__Directions__:
Within the entries below, find each line containing the word "prompt" and copy it.

Interface dataset entries
|---|

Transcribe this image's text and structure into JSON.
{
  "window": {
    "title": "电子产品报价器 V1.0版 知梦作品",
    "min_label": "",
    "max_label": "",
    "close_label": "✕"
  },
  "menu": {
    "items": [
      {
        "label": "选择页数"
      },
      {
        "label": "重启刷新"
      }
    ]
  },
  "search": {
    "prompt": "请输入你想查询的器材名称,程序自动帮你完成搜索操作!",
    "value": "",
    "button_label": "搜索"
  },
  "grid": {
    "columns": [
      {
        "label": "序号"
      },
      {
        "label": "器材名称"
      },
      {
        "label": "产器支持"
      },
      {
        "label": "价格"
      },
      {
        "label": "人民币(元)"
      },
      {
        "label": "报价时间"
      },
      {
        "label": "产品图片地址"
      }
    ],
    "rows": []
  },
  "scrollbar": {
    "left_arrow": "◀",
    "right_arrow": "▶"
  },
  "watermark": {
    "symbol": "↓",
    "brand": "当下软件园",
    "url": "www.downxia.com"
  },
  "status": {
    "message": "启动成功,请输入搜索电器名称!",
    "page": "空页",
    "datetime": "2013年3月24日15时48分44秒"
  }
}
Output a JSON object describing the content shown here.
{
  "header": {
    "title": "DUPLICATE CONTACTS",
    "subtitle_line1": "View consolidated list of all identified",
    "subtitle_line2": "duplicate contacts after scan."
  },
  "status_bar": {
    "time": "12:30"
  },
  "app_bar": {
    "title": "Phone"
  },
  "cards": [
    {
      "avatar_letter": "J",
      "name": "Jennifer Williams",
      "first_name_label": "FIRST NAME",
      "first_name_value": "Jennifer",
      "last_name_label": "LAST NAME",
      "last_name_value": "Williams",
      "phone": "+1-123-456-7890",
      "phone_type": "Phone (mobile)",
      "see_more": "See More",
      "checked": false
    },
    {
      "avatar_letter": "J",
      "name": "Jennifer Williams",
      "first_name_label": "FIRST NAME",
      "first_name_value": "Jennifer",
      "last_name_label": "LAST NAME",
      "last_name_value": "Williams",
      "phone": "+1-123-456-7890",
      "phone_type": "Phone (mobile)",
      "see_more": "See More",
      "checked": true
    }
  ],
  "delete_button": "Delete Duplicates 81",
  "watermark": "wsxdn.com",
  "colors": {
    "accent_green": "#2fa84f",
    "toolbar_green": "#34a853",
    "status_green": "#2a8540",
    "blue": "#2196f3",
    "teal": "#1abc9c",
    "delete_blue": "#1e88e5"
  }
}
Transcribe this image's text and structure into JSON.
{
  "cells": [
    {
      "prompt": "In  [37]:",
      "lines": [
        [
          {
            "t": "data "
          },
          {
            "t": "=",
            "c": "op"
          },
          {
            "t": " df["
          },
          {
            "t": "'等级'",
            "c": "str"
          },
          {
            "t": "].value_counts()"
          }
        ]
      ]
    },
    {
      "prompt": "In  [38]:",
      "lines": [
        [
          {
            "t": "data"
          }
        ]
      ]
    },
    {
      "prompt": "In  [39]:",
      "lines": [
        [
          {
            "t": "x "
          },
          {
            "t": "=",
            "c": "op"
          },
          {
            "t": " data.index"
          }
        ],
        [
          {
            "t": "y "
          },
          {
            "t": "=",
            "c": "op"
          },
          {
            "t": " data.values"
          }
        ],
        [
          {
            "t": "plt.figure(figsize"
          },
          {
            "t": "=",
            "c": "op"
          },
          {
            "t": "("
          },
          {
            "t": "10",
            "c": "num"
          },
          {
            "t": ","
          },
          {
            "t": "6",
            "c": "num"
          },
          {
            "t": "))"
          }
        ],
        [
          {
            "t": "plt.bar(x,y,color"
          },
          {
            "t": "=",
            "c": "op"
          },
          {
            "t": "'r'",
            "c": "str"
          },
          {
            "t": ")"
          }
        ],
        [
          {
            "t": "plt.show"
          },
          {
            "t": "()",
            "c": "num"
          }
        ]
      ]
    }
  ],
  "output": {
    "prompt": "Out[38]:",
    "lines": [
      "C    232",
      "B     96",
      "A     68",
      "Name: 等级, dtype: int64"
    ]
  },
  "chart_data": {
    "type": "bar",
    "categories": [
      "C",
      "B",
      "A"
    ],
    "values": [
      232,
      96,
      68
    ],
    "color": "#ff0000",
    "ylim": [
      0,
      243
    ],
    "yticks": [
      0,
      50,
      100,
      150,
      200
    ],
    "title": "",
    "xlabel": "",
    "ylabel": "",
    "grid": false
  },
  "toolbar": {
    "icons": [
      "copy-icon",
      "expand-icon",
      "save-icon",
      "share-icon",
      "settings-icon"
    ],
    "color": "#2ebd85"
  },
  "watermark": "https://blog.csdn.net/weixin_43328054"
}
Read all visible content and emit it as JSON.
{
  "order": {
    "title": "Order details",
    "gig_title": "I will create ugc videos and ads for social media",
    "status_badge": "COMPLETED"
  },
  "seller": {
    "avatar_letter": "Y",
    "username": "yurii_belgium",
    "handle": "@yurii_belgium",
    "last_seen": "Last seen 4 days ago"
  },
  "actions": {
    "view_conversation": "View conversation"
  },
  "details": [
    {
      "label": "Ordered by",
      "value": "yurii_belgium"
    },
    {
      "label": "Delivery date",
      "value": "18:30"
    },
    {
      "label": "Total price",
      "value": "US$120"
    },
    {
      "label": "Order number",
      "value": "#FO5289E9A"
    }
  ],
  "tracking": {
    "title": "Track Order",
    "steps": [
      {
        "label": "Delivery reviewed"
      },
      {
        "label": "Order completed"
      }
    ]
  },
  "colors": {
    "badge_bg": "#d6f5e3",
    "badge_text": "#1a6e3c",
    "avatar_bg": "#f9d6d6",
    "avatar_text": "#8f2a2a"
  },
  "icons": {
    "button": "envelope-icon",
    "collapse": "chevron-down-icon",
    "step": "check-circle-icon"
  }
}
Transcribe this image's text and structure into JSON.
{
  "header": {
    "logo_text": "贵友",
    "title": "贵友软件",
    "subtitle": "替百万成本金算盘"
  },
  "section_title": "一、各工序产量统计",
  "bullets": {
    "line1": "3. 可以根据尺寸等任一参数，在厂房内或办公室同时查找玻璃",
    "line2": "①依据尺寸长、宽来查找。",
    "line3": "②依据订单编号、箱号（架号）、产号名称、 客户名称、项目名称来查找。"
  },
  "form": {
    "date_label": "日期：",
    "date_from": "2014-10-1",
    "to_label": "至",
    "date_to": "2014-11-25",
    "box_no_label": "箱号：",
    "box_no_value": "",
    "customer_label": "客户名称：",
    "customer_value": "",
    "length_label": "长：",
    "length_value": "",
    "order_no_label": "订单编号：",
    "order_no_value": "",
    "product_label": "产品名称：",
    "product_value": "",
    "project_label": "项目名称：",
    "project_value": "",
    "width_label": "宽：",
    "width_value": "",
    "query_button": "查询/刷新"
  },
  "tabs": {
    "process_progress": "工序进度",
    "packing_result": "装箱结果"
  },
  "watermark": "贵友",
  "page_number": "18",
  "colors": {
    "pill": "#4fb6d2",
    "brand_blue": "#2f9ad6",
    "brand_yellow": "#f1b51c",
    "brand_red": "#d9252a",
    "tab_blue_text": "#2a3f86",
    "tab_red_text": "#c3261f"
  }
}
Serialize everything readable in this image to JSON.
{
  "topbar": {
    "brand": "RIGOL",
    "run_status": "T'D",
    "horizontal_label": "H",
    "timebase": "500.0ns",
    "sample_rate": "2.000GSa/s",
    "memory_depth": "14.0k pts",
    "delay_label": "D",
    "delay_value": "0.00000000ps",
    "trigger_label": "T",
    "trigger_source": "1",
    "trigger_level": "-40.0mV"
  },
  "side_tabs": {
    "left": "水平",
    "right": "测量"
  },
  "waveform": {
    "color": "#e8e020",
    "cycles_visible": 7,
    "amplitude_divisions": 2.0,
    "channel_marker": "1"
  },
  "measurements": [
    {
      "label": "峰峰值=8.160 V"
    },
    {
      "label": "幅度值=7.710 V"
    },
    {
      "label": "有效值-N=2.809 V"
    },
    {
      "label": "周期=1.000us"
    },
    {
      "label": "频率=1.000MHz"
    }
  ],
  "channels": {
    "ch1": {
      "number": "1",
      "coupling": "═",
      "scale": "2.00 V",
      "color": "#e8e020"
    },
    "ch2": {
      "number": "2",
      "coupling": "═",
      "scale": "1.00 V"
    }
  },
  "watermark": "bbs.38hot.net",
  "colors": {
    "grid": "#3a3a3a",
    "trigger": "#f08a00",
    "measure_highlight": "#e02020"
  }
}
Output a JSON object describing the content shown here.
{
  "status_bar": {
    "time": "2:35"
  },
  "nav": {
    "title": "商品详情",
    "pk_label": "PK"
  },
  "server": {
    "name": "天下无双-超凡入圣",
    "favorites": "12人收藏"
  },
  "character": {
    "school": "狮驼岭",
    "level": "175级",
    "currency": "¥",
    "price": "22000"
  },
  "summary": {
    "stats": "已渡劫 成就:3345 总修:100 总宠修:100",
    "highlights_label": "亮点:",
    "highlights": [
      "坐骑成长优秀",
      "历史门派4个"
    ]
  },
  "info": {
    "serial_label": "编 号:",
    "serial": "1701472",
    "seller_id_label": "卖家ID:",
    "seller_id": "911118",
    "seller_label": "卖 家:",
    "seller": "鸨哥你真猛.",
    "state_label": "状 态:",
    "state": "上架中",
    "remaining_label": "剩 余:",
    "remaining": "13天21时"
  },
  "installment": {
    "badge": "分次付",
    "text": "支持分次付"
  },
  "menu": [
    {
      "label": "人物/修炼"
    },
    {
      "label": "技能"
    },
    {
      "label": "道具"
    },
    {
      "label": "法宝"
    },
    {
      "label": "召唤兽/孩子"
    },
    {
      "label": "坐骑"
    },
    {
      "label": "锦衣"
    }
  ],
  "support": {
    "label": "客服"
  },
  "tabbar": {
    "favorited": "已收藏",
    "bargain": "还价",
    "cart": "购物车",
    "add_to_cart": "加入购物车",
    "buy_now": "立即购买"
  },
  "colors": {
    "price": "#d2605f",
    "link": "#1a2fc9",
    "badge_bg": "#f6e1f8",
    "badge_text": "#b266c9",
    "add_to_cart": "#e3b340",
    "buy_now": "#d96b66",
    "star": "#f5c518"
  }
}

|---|

__The completed task__:
    "prompt": "请输入你想查询的器材名称,程序自动帮你完成搜索操作!",
      "prompt": "In  [37]:",
      "prompt": "In  [38]:",
      "prompt": "In  [39]:",
    "prompt": "Out[38]:",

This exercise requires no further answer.